Subject:African Americans; Boardinghouses; Bohemians; Civil War; Diseases; Gunn, Thomas Butler; Journalism; Marches (U.S. Army); Medical care (U.S. Army); Military; Military camp life; Peninsular Campaign (Va.); Travel; Women
Coverage (City/State):New York, New York; Port Royal, South Carolina; Hilton Head, South Carolina; Key West, Florida; St. Augustine, Florida; Virginia
Note:Thomas Butler Gunn was born February 15, 1826, in Banbury, England, and came to New York in 1849. During the Civil War he worked as a correspondent for the New York Tribune and the New York Evening Post. He returned to England in 1863, and died in Birmingham in April 1903. The collection includes twenty-one volumes of his diaries, including newspaper clippings, letters, photographs, sketches, and various other items inserted by Gunn. Diary entries date from July 7, 1849, to April 7, 1863, and include his experiences with the New York publishing and literary world, his descriptions of boarding houses, his travels throughout the United States, and his experiences traveling with the Federal army as a Civil War correspondent.
Publisher:Missouri History Museum
Rights:Copyright 2010 Missouri History Museum.

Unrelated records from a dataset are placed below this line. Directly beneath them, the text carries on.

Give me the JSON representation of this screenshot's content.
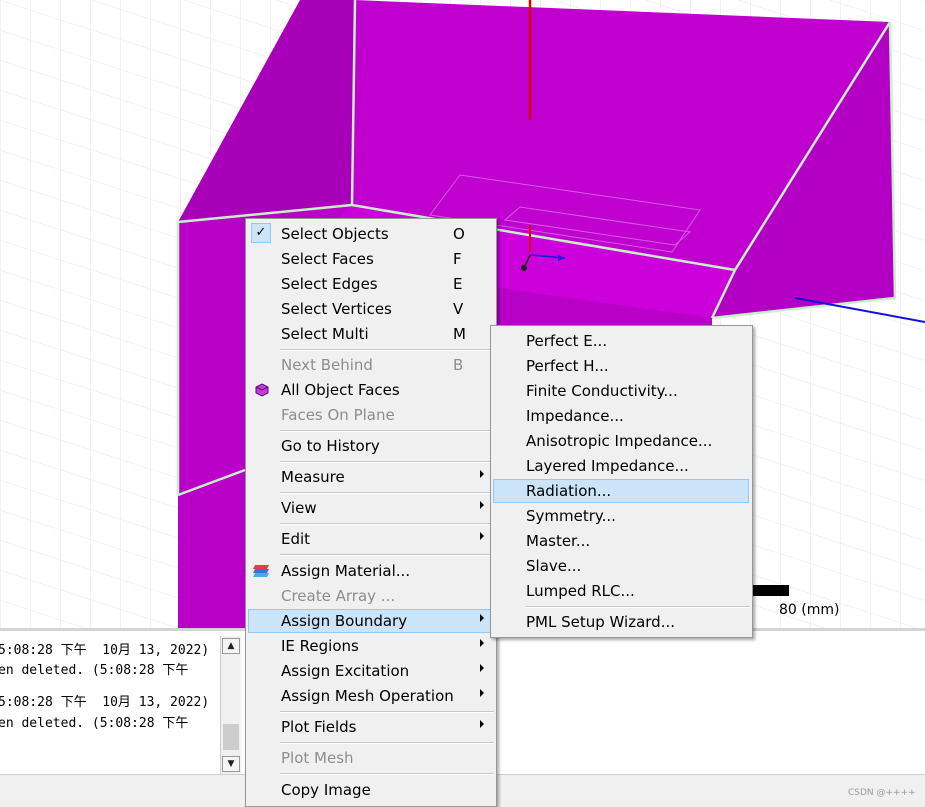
{
  "colors": {
    "object_fill": "#b800c8",
    "object_fill_light": "#d000e0",
    "edge_highlight": "#c8f0c8",
    "menu_bg": "#f0f0f0",
    "highlight_bg": "#cce4f7",
    "highlight_border": "#90c8f6"
  },
  "scale": {
    "label": "80 (mm)"
  },
  "context_menu": {
    "items": [
      {
        "label": "Select Objects",
        "key": "O",
        "checked": true
      },
      {
        "label": "Select Faces",
        "key": "F"
      },
      {
        "label": "Select Edges",
        "key": "E"
      },
      {
        "label": "Select Vertices",
        "key": "V"
      },
      {
        "label": "Select Multi",
        "key": "M"
      },
      {
        "label": "Next Behind",
        "key": "B",
        "disabled": true
      },
      {
        "label": "All Object Faces",
        "icon": "cube-icon"
      },
      {
        "label": "Faces On Plane",
        "disabled": true
      },
      {
        "label": "Go to History"
      },
      {
        "label": "Measure",
        "submenu": true
      },
      {
        "label": "View",
        "submenu": true
      },
      {
        "label": "Edit",
        "submenu": true
      },
      {
        "label": "Assign Material...",
        "icon": "material-icon"
      },
      {
        "label": "Create Array ...",
        "disabled": true
      },
      {
        "label": "Assign Boundary",
        "submenu": true,
        "highlighted": true
      },
      {
        "label": "IE Regions",
        "submenu": true
      },
      {
        "label": "Assign Excitation",
        "submenu": true
      },
      {
        "label": "Assign Mesh Operation",
        "submenu": true
      },
      {
        "label": "Plot Fields",
        "submenu": true
      },
      {
        "label": "Plot Mesh",
        "disabled": true
      },
      {
        "label": "Copy Image"
      }
    ]
  },
  "boundary_submenu": {
    "items": [
      {
        "label": "Perfect E..."
      },
      {
        "label": "Perfect H..."
      },
      {
        "label": "Finite Conductivity..."
      },
      {
        "label": "Impedance..."
      },
      {
        "label": "Anisotropic Impedance..."
      },
      {
        "label": "Layered Impedance..."
      },
      {
        "label": "Radiation...",
        "highlighted": true
      },
      {
        "label": "Symmetry..."
      },
      {
        "label": "Master..."
      },
      {
        "label": "Slave..."
      },
      {
        "label": "Lumped RLC..."
      },
      {
        "label": "PML Setup Wizard..."
      }
    ]
  },
  "log": {
    "lines": [
      "5:08:28 下午  10月 13, 2022)",
      "en deleted. (5:08:28 下午",
      "5:08:28 下午  10月 13, 2022)",
      "en deleted. (5:08:28 下午"
    ]
  },
  "watermark": "CSDN @++++"
}
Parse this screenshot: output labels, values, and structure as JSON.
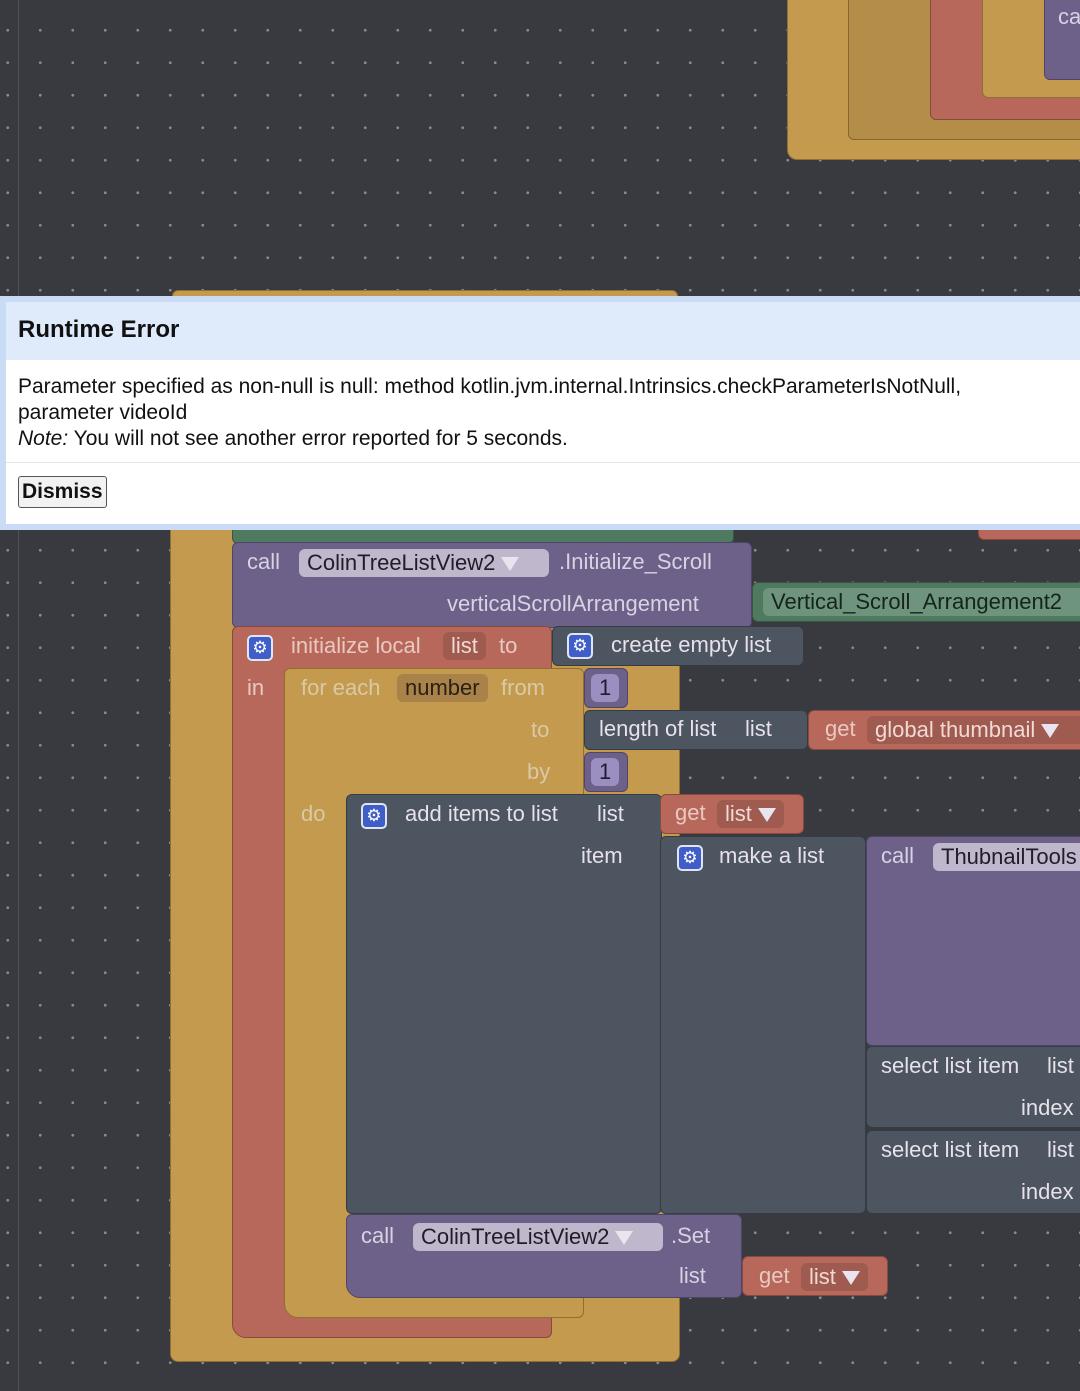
{
  "dialog": {
    "title": "Runtime Error",
    "message": "Parameter specified as non-null is null: method kotlin.jvm.internal.Intrinsics.checkParameterIsNotNull, parameter videoId",
    "note_label": "Note:",
    "note_text": " You will not see another error reported for 5 seconds.",
    "dismiss_label": "Dismiss"
  },
  "blocks": {
    "top_fragment": "ca",
    "call1": {
      "call_label": "call",
      "component": "ColinTreeListView2",
      "method": ".Initialize_Scroll",
      "param_label": "verticalScrollArrangement",
      "param_value": "Vertical_Scroll_Arrangement2"
    },
    "init_local": {
      "label": "initialize local",
      "var": "list",
      "to_label": "to",
      "in_label": "in",
      "value": "create empty list"
    },
    "for_each": {
      "label": "for each",
      "var": "number",
      "from_label": "from",
      "from_value": "1",
      "to_label": "to",
      "by_label": "by",
      "by_value": "1",
      "do_label": "do",
      "length_label": "length of list",
      "list_label": "list",
      "get_label": "get",
      "global_var": "global thumbnail"
    },
    "add_items": {
      "label": "add items to list",
      "list_label": "list",
      "get_label": "get",
      "get_var": "list",
      "item_label": "item",
      "make_list": "make a list",
      "call_label": "call",
      "component": "ThubnailTools",
      "select1": "select list item",
      "select1_list": "list",
      "index1": "index",
      "select2": "select list item",
      "select2_list": "list",
      "index2": "index"
    },
    "call2": {
      "call_label": "call",
      "component": "ColinTreeListView2",
      "method": ".Set",
      "param_label": "list",
      "get_label": "get",
      "get_var": "list"
    }
  }
}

Source:Page images, transcriptions, and metadata of the Thomas Butler Gunn diaries have been provided by the Missouri History Museum.